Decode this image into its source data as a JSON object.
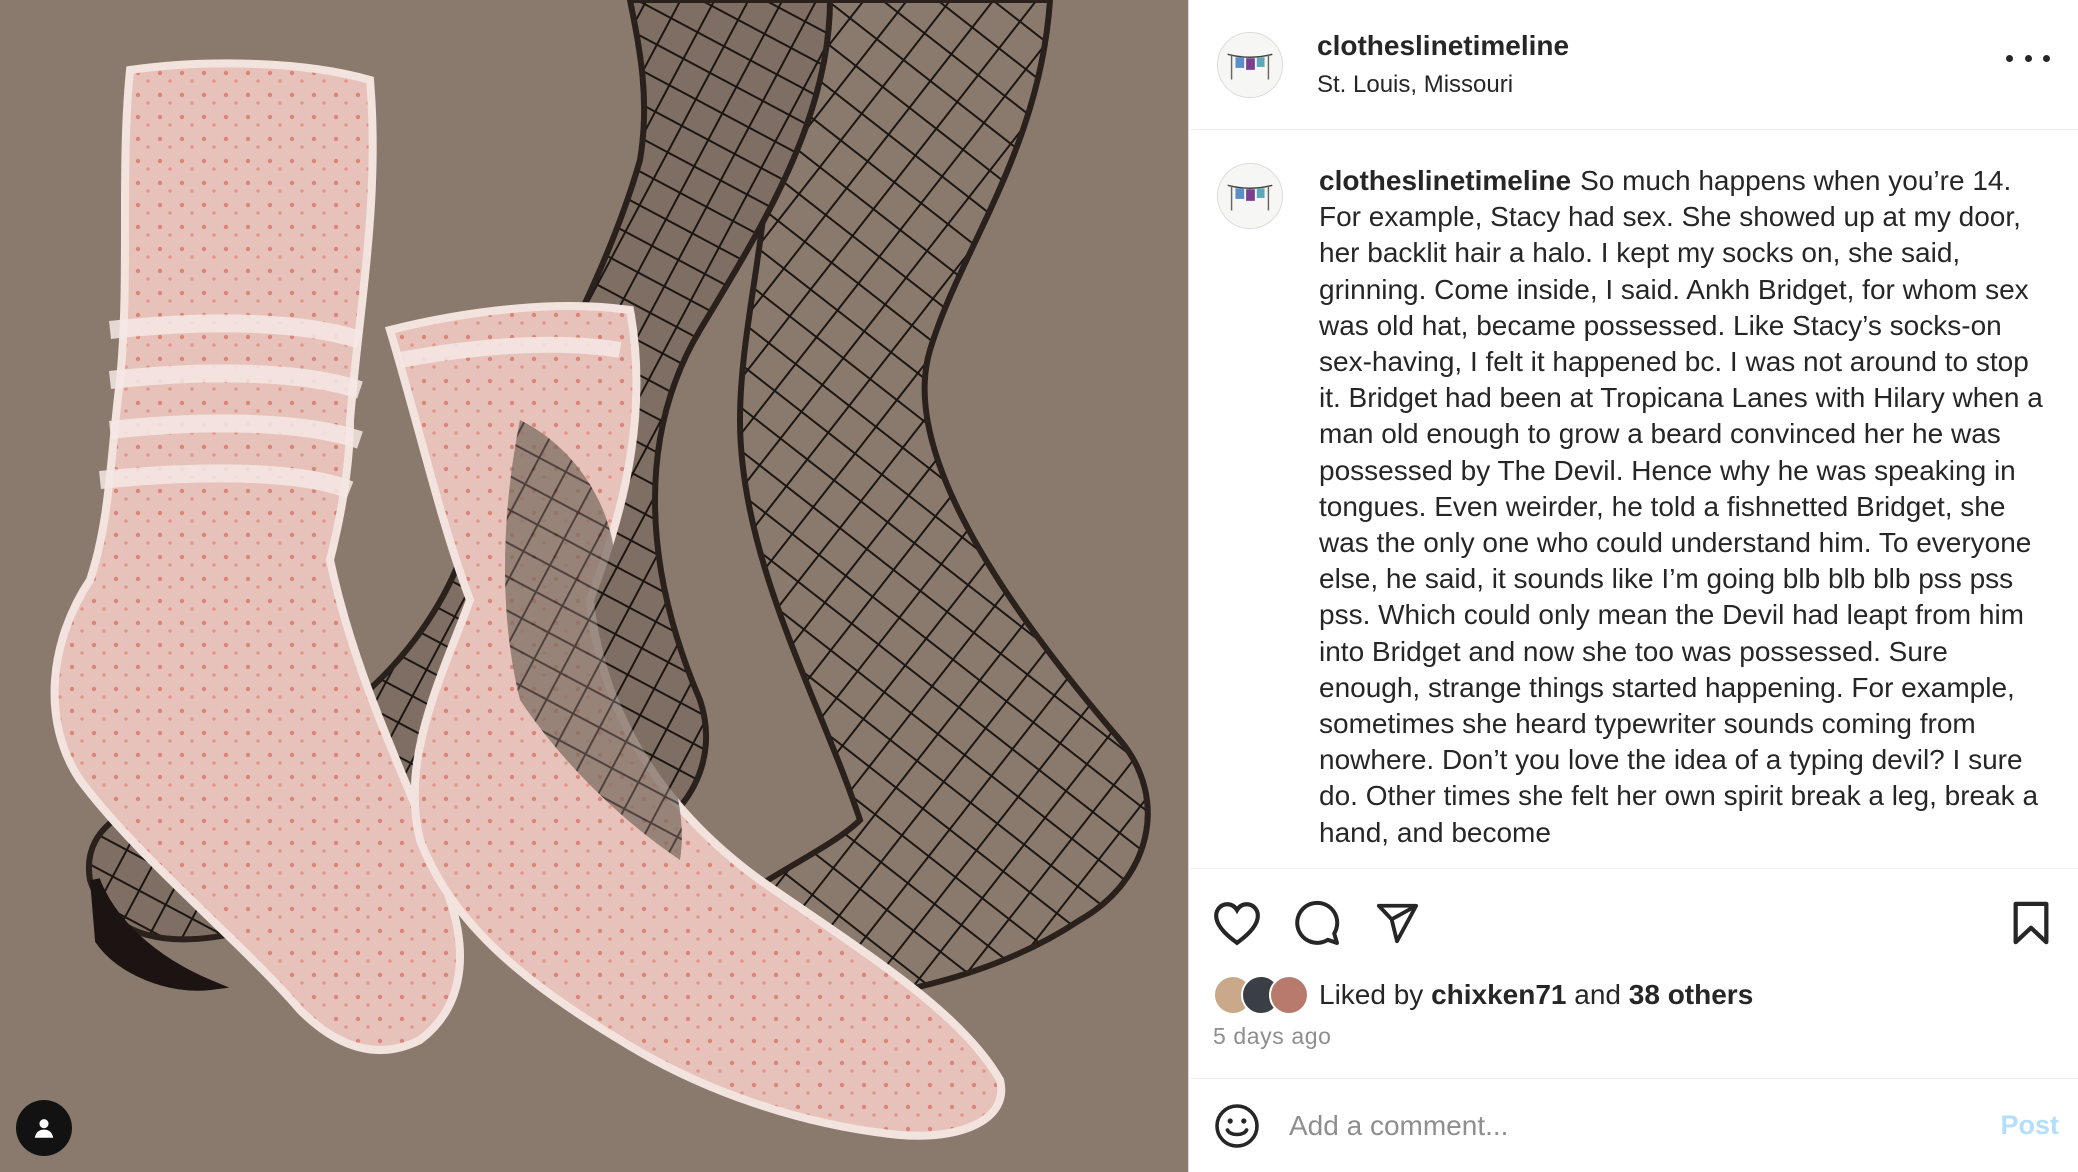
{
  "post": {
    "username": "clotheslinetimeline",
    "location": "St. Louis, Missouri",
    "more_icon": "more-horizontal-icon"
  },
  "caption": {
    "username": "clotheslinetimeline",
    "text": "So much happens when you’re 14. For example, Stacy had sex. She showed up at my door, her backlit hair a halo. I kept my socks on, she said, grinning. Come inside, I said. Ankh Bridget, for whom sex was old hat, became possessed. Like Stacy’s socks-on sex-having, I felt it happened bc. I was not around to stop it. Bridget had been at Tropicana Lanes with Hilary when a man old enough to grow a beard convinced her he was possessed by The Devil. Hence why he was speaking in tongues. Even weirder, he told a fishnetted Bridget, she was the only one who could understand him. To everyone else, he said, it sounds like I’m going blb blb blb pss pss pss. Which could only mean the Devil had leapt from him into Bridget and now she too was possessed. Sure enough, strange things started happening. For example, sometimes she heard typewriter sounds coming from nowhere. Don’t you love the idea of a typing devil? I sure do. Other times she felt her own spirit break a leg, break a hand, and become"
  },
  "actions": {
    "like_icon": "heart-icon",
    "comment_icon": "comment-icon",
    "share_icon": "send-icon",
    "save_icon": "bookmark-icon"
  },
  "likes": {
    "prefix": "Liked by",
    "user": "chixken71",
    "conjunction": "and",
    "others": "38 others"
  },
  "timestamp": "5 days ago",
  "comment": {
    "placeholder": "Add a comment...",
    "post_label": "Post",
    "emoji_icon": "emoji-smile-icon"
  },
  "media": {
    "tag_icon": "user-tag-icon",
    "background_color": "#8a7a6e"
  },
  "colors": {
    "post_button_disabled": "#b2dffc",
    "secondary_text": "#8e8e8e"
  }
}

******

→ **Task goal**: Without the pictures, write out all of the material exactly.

→ **Completed task**:
Decode this image into its source data as a JSON object.
{
  "post": {
    "username": "clotheslinetimeline",
    "location": "St. Louis, Missouri",
    "more_icon": "more-horizontal-icon"
  },
  "caption": {
    "username": "clotheslinetimeline",
    "text": "So much happens when you’re 14. For example, Stacy had sex. She showed up at my door, her backlit hair a halo. I kept my socks on, she said, grinning. Come inside, I said. Ankh Bridget, for whom sex was old hat, became possessed. Like Stacy’s socks-on sex-having, I felt it happened bc. I was not around to stop it. Bridget had been at Tropicana Lanes with Hilary when a man old enough to grow a beard convinced her he was possessed by The Devil. Hence why he was speaking in tongues. Even weirder, he told a fishnetted Bridget, she was the only one who could understand him. To everyone else, he said, it sounds like I’m going blb blb blb pss pss pss. Which could only mean the Devil had leapt from him into Bridget and now she too was possessed. Sure enough, strange things started happening. For example, sometimes she heard typewriter sounds coming from nowhere. Don’t you love the idea of a typing devil? I sure do. Other times she felt her own spirit break a leg, break a hand, and become"
  },
  "actions": {
    "like_icon": "heart-icon",
    "comment_icon": "comment-icon",
    "share_icon": "send-icon",
    "save_icon": "bookmark-icon"
  },
  "likes": {
    "prefix": "Liked by",
    "user": "chixken71",
    "conjunction": "and",
    "others": "38 others"
  },
  "timestamp": "5 days ago",
  "comment": {
    "placeholder": "Add a comment...",
    "post_label": "Post",
    "emoji_icon": "emoji-smile-icon"
  },
  "media": {
    "tag_icon": "user-tag-icon",
    "background_color": "#8a7a6e"
  },
  "colors": {
    "post_button_disabled": "#b2dffc",
    "secondary_text": "#8e8e8e"
  }
}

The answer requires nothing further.